The court has decided that the state law must be incorporated into the insurance contract because the defendant was an insurance company licensed to do business in Georgia and because Georgia does have an interest in protecting its citizens, which interest transcends the current provisions of this insurance policy.
Under Georgia law a Georgia citizen who rides as a passenger in a car or who drives a car with the owner's permission is covered under the uninsured motorist law. Georgia's interest in the present case is in seeing that people who intend to operate cars within its borders for extended periods of time, then this individual, if his insurance company does business in Georgia and therefore has knowledge of Georgia laws, should protect himself with such insurance as a Georgia citizen is required to carry so that Georgia citizens would be protected. Therefore, for these reasons the statute becomes a part of and overrides any inconsistent provisions in the contract.
Once a statute is deemed applicable, it applies in full and not in part, nor is it dependent upon any particular set of facts and circumstances. Under the Georgia statute the insured and his relatives are entitled to recover for injuries suffered in an automobile accident *865 under the uninsured motorist law whether or not they are in the insured automobile. Nor does the statute require that any accident involving the insured when he is not in his own car occur in Georgia. It can occur anywhere. Therefore the fact that the accident occurred in Virginia while the plaintiff was a passenger in a friend's car is of little consequence. Because the statute must apply in full, this provision is applicable to the present case and the plaintiff is covered.
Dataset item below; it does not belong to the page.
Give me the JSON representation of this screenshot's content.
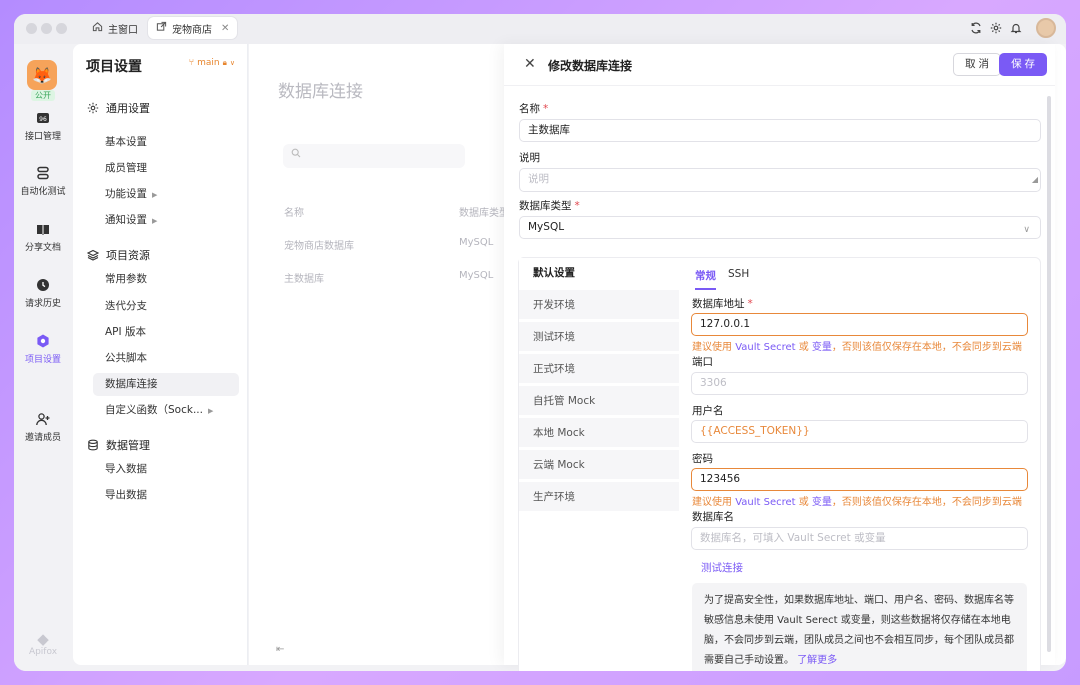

Accordingly, summary judgment hereby is granted to the plaintiff and this court orders the defendant to pay plaintiff the sum of $10,000, the limit of liability for bodily injuries suffered under the policy in question. Each party shall bear his own costs.